Some drawbacks of the lagoon are that the seabed is muddy and the shallow waters facilitate the growth of microorganisms, which sometimes cause an unpleasant smell. Lastly, the locals say that the sea currents transfer rubbish or tar to Balos.
Balos can be accessed in three ways. The first and easiest way is to take the morning ferry from Kissamos (around 25 to 30 Euros). You'll have the chance to see the wild shores of peninsula Gramvousa and the marks from their lifting up for 6-9m after a strong earthquake in 365AD. If you're lucky, you might be accompanied by dolphins. Furthermore, the ferry will leave you for a swim on the exotic beach of Imeri Gramvousa islet, where you will see the old fortress and the wrecked ship.

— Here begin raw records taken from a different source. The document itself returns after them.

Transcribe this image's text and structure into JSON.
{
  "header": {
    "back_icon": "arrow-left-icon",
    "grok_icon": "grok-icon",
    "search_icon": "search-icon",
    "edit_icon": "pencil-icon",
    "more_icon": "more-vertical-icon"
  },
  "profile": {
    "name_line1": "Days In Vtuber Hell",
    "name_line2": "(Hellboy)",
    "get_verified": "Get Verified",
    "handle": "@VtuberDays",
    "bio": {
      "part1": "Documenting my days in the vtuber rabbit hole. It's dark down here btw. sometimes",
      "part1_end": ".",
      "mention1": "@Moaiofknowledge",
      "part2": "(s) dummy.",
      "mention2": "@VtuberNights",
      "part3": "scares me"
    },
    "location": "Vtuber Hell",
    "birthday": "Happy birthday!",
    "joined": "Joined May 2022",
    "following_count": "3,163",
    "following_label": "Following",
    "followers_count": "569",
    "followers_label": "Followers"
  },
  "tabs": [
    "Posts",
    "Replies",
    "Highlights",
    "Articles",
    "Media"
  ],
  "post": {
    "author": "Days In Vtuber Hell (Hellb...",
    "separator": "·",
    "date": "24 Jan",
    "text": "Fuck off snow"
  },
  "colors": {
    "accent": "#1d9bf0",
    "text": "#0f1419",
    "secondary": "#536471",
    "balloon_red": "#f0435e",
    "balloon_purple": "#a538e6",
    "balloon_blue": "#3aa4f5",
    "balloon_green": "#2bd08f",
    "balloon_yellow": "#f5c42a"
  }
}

If you do not want to come by boat and have a car or motorbike, you can drive on the dirt road, starting from Kaliviani and running along the Cape Gramvousa. Near Kaliviani you have to pay a small fee destined for the protection of the Gramvousa Reserve and the preservation of the road. After 10km the road stops at a wide parking area, next to a canteen, just over the lagoon. The panoramic view of Balos and the island of the Gramvousa is breathtaking. From there, you can walk down the 1km long path leading to the beach or, better, to heaven! Return to the parking area is quite strenuous and tiring due to the inclination.
However, the most exciting way to access Balos is by trekking for three hours from Kaliviani, crossing the rough and dry landscape of Gramvousa and the range of Platyskinos. Do not forget to wear a hat and have plenty of water with you. If you come to Balos, you can visit the small chapel of Saint George located in Tigani. At Tigani, you could also visit the large cavern where many women and children were slaughtered during the Turkish massacres in 1825. The Christians were hiding in the cave, but the Turks soon discovered their shelter, thus killing them all. There is a commemorative sign at the site where the bones of the victims were found. Also, north of Balos, in Cape Korykon there are remains of the small Roman town of Agnio with the temple of Apollo. Today, there is the picturesque chapel of Saint Sozon.